» **Aim of the task**
Every record below should be retyped exactly, and no picture should appear in the copy.
╔══
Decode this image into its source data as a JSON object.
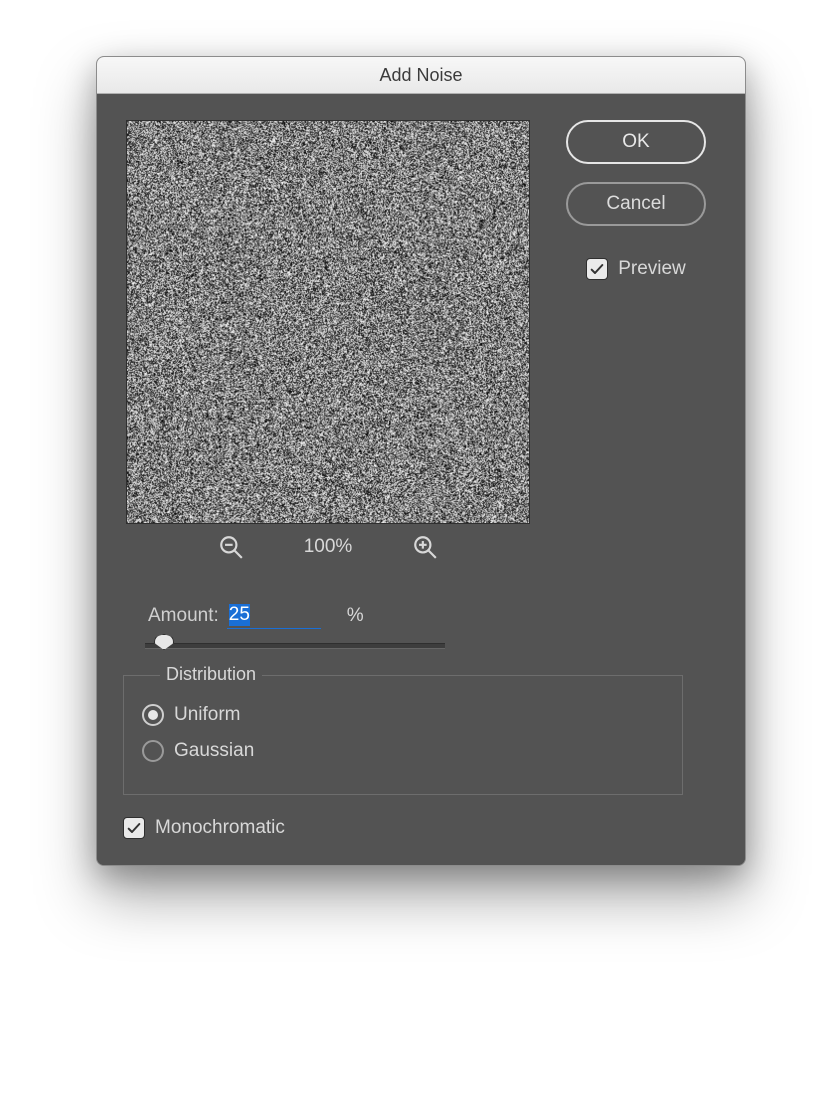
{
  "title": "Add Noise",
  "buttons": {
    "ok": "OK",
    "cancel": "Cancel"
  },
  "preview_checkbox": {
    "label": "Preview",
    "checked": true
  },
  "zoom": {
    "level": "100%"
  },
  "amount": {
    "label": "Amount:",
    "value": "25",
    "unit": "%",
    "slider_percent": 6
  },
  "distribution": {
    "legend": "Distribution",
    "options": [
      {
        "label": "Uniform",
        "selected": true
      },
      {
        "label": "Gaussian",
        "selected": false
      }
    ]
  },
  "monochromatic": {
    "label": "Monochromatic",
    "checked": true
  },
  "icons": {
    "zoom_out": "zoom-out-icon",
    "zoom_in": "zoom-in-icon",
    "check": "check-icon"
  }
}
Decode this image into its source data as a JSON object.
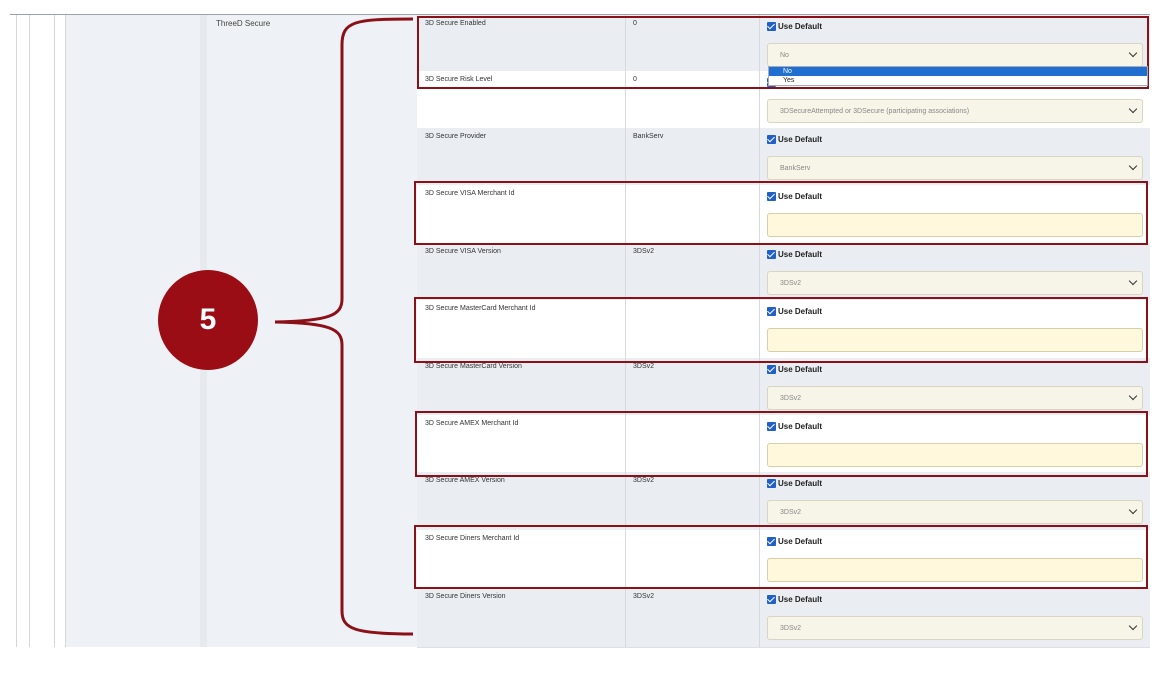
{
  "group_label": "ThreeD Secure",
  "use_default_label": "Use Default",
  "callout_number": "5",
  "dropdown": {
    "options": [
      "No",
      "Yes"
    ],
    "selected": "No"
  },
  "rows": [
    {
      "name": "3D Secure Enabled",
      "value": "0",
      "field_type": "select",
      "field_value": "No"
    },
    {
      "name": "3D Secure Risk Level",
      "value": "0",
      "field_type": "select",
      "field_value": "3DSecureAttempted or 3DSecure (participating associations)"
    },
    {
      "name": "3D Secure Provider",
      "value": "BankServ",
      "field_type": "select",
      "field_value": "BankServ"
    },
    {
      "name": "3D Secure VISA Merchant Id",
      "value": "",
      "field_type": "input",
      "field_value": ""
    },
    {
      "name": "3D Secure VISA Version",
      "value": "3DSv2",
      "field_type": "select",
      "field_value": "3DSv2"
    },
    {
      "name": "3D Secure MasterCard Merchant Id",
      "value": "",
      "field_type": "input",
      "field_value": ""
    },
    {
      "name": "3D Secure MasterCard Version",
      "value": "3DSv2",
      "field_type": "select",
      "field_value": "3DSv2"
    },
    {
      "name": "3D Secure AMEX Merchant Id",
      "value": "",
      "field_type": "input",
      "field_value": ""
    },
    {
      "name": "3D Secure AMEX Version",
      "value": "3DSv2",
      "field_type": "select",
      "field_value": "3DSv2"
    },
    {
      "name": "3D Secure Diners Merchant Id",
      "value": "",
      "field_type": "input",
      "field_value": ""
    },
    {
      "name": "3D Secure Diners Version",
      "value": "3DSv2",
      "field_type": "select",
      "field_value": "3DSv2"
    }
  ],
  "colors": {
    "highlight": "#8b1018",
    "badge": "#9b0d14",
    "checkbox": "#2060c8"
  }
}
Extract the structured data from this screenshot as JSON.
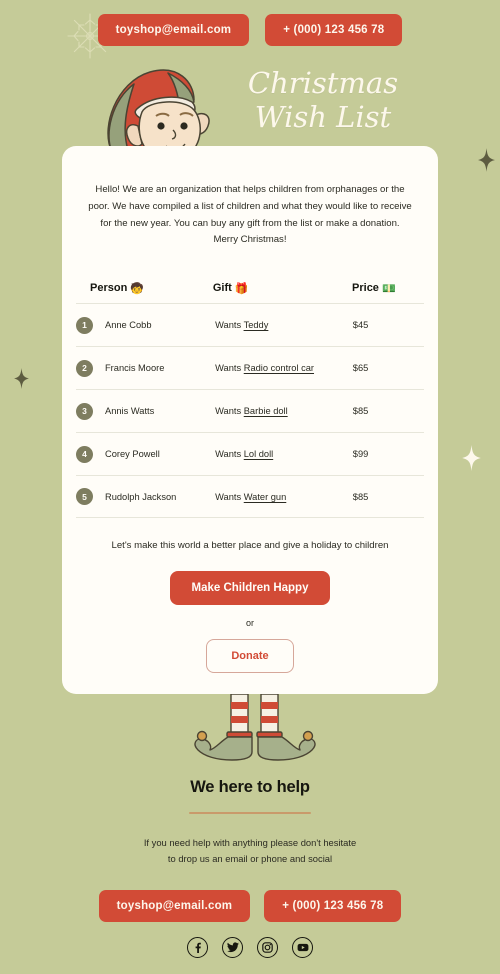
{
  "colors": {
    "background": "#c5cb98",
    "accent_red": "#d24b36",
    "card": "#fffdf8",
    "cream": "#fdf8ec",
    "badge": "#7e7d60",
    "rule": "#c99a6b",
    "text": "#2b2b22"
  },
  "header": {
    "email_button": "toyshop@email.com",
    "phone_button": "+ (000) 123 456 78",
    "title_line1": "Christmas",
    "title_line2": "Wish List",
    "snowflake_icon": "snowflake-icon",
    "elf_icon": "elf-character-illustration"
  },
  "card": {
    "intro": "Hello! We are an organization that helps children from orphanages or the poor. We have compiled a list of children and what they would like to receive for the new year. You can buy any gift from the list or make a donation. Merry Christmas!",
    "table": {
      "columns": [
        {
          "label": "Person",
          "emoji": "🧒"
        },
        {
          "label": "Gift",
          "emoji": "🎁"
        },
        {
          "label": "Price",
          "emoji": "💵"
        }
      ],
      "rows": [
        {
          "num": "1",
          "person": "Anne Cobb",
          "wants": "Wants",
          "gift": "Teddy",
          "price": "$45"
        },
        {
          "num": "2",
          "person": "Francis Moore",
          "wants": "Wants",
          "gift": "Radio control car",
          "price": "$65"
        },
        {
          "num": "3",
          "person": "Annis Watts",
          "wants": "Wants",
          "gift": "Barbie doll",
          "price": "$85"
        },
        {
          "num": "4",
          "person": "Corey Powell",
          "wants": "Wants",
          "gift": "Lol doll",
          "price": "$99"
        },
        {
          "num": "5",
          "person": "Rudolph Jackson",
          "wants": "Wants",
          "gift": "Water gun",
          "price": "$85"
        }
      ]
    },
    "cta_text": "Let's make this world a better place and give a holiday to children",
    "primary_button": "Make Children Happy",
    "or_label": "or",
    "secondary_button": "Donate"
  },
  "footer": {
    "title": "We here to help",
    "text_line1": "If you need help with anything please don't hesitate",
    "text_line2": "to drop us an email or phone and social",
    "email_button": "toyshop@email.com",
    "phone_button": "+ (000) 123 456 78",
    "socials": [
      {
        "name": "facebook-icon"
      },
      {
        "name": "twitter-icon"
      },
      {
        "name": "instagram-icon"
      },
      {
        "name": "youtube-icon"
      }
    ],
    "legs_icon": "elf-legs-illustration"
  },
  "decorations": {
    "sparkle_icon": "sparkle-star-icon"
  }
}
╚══
» **Task output**
Decode this image into its source data as a JSON object.
{
  "title": "Add Noise",
  "buttons": {
    "ok": "OK",
    "cancel": "Cancel"
  },
  "preview_checkbox": {
    "label": "Preview",
    "checked": true
  },
  "zoom": {
    "level": "100%"
  },
  "amount": {
    "label": "Amount:",
    "value": "25",
    "unit": "%",
    "slider_percent": 6
  },
  "distribution": {
    "legend": "Distribution",
    "options": [
      {
        "label": "Uniform",
        "selected": true
      },
      {
        "label": "Gaussian",
        "selected": false
      }
    ]
  },
  "monochromatic": {
    "label": "Monochromatic",
    "checked": true
  },
  "icons": {
    "zoom_out": "zoom-out-icon",
    "zoom_in": "zoom-in-icon",
    "check": "check-icon"
  }
}
Decode this image into its source data as a JSON object.
{
  "group_label": "ThreeD Secure",
  "use_default_label": "Use Default",
  "callout_number": "5",
  "dropdown": {
    "options": [
      "No",
      "Yes"
    ],
    "selected": "No"
  },
  "rows": [
    {
      "name": "3D Secure Enabled",
      "value": "0",
      "field_type": "select",
      "field_value": "No"
    },
    {
      "name": "3D Secure Risk Level",
      "value": "0",
      "field_type": "select",
      "field_value": "3DSecureAttempted or 3DSecure (participating associations)"
    },
    {
      "name": "3D Secure Provider",
      "value": "BankServ",
      "field_type": "select",
      "field_value": "BankServ"
    },
    {
      "name": "3D Secure VISA Merchant Id",
      "value": "",
      "field_type": "input",
      "field_value": ""
    },
    {
      "name": "3D Secure VISA Version",
      "value": "3DSv2",
      "field_type": "select",
      "field_value": "3DSv2"
    },
    {
      "name": "3D Secure MasterCard Merchant Id",
      "value": "",
      "field_type": "input",
      "field_value": ""
    },
    {
      "name": "3D Secure MasterCard Version",
      "value": "3DSv2",
      "field_type": "select",
      "field_value": "3DSv2"
    },
    {
      "name": "3D Secure AMEX Merchant Id",
      "value": "",
      "field_type": "input",
      "field_value": ""
    },
    {
      "name": "3D Secure AMEX Version",
      "value": "3DSv2",
      "field_type": "select",
      "field_value": "3DSv2"
    },
    {
      "name": "3D Secure Diners Merchant Id",
      "value": "",
      "field_type": "input",
      "field_value": ""
    },
    {
      "name": "3D Secure Diners Version",
      "value": "3DSv2",
      "field_type": "select",
      "field_value": "3DSv2"
    }
  ],
  "colors": {
    "highlight": "#8b1018",
    "badge": "#9b0d14",
    "checkbox": "#2060c8"
  }
}
Extract the structured data from this screenshot as JSON.
{
  "colors": {
    "background": "#c5cb98",
    "accent_red": "#d24b36",
    "card": "#fffdf8",
    "cream": "#fdf8ec",
    "badge": "#7e7d60",
    "rule": "#c99a6b",
    "text": "#2b2b22"
  },
  "header": {
    "email_button": "toyshop@email.com",
    "phone_button": "+ (000) 123 456 78",
    "title_line1": "Christmas",
    "title_line2": "Wish List",
    "snowflake_icon": "snowflake-icon",
    "elf_icon": "elf-character-illustration"
  },
  "card": {
    "intro": "Hello! We are an organization that helps children from orphanages or the poor. We have compiled a list of children and what they would like to receive for the new year. You can buy any gift from the list or make a donation. Merry Christmas!",
    "table": {
      "columns": [
        {
          "label": "Person",
          "emoji": "🧒"
        },
        {
          "label": "Gift",
          "emoji": "🎁"
        },
        {
          "label": "Price",
          "emoji": "💵"
        }
      ],
      "rows": [
        {
          "num": "1",
          "person": "Anne Cobb",
          "wants": "Wants",
          "gift": "Teddy",
          "price": "$45"
        },
        {
          "num": "2",
          "person": "Francis Moore",
          "wants": "Wants",
          "gift": "Radio control car",
          "price": "$65"
        },
        {
          "num": "3",
          "person": "Annis Watts",
          "wants": "Wants",
          "gift": "Barbie doll",
          "price": "$85"
        },
        {
          "num": "4",
          "person": "Corey Powell",
          "wants": "Wants",
          "gift": "Lol doll",
          "price": "$99"
        },
        {
          "num": "5",
          "person": "Rudolph Jackson",
          "wants": "Wants",
          "gift": "Water gun",
          "price": "$85"
        }
      ]
    },
    "cta_text": "Let's make this world a better place and give a holiday to children",
    "primary_button": "Make Children Happy",
    "or_label": "or",
    "secondary_button": "Donate"
  },
  "footer": {
    "title": "We here to help",
    "text_line1": "If you need help with anything please don't hesitate",
    "text_line2": "to drop us an email or phone and social",
    "email_button": "toyshop@email.com",
    "phone_button": "+ (000) 123 456 78",
    "socials": [
      {
        "name": "facebook-icon"
      },
      {
        "name": "twitter-icon"
      },
      {
        "name": "instagram-icon"
      },
      {
        "name": "youtube-icon"
      }
    ],
    "legs_icon": "elf-legs-illustration"
  },
  "decorations": {
    "sparkle_icon": "sparkle-star-icon"
  }
}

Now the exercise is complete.